Prisoners did many different things in Stalag XVII B. Some printed newspapers. Some listened to hidden radios. Some bribed the guards. Some played sports. Some taught classes in a variety of subjects. Some formed a band. Others performed comedies, plays and musicals. Some dug escape tunnels. Some tried to escape.
To relieve the boredom, the American POWs created a "culture committee" whose members were responsible for organizing and maintaining all of the various camp activities. For sports activities, each compound had a sports and exercise area. Barracks within a compound formed their own teams and competed in sports like volleyball, baseball and American football. One of the barracks was even turned into a boxing ring and exercise gym!
Announcement for boxing and wrestling matches, with music by The Table Toppers.
Some prisoners spent their time drawing, writing or making things. Empty tin cans were used to make all sorts of items, from Christmas decorations to lamps that burned margarine and animal fats. One prisoner spent months making a large, detailed model of the Eiffel Tower from empty tin cans!
For entertainment, POWs converted one barracks into a theater nicknamed the Cardboard Playhouse. Prisoners formed musical bands and performed well-organized variety shows there, complete with dramatic and comedy performances and dance routines. Empty Red Cross boxes were also used to build stage backgrounds, props and decorations for the "Cardboard Playhouse".
Bob Garcia's band and chorus group
American Prisoners present their performance of Hellzapoppin
Cardboard Playhouse's flyer for the Christmas Eve 1944 Program

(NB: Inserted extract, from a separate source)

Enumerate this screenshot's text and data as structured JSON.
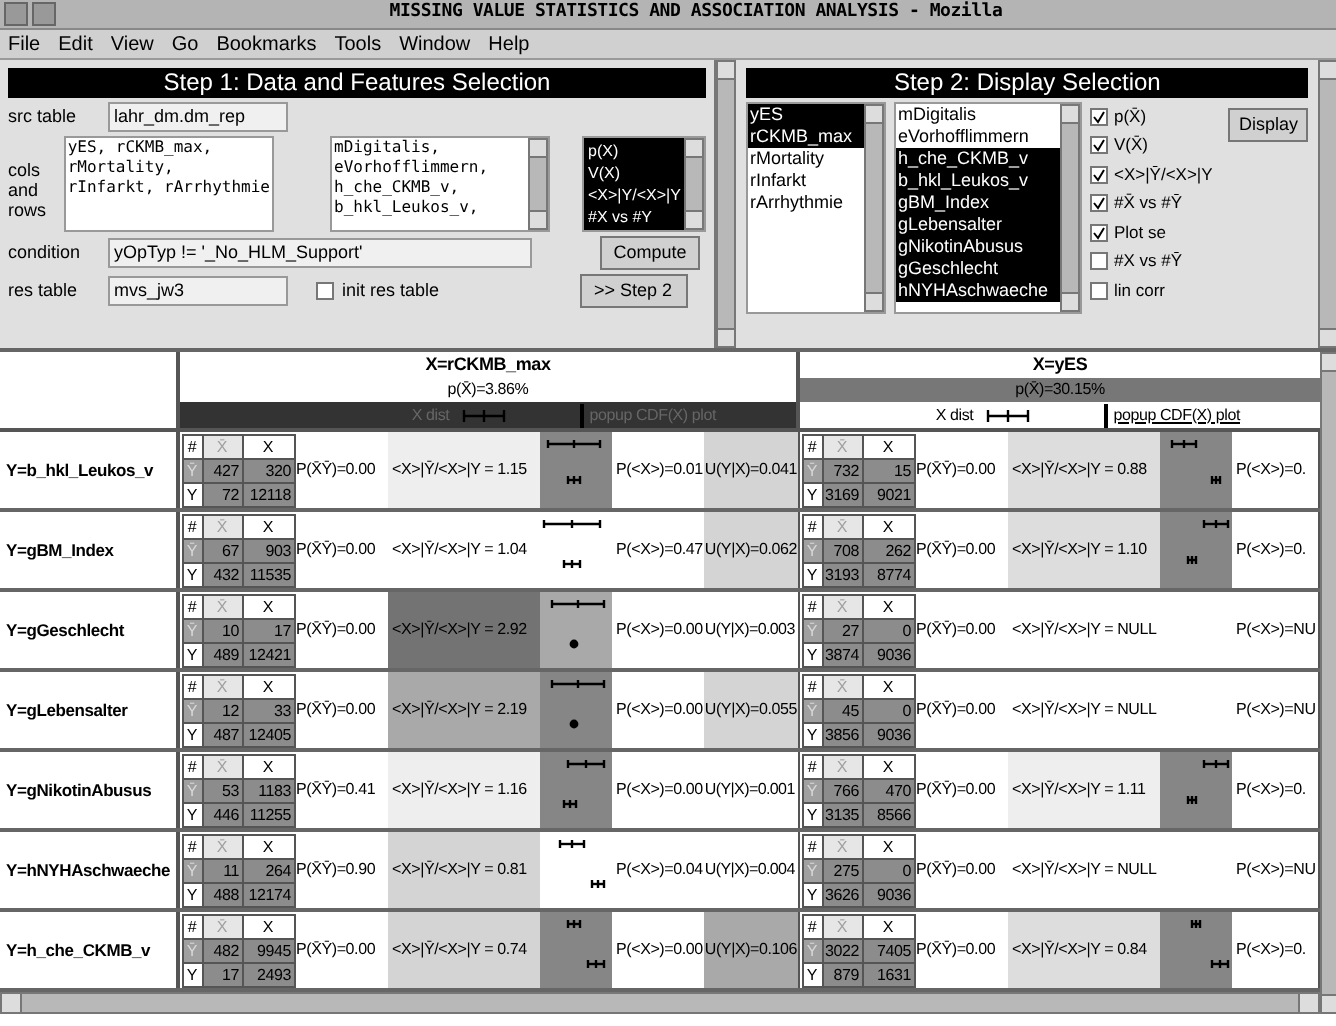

For educational and cultural activities, American prisoners had their own "IAI" (Interned Airmen's Institute) with a large library containing thousands of books all sent to the POWs by families back in the US. Some prisoners taught classes offering a wide variety of topics, from art to business and engineering.
Alex Haddon, Librarian for the Interned Airmen's Institute
Various sections of the prison camp also printed their own (secretly produced and distributed) newspapers; the most well-known of these was the French "Le Gai Mat".
French "Le Gai Mat", December 1941
French "Le Gai Mat", February 1942
American "The Gremlin", May 1944 (first issue)
Serbian "Our Days", September 1942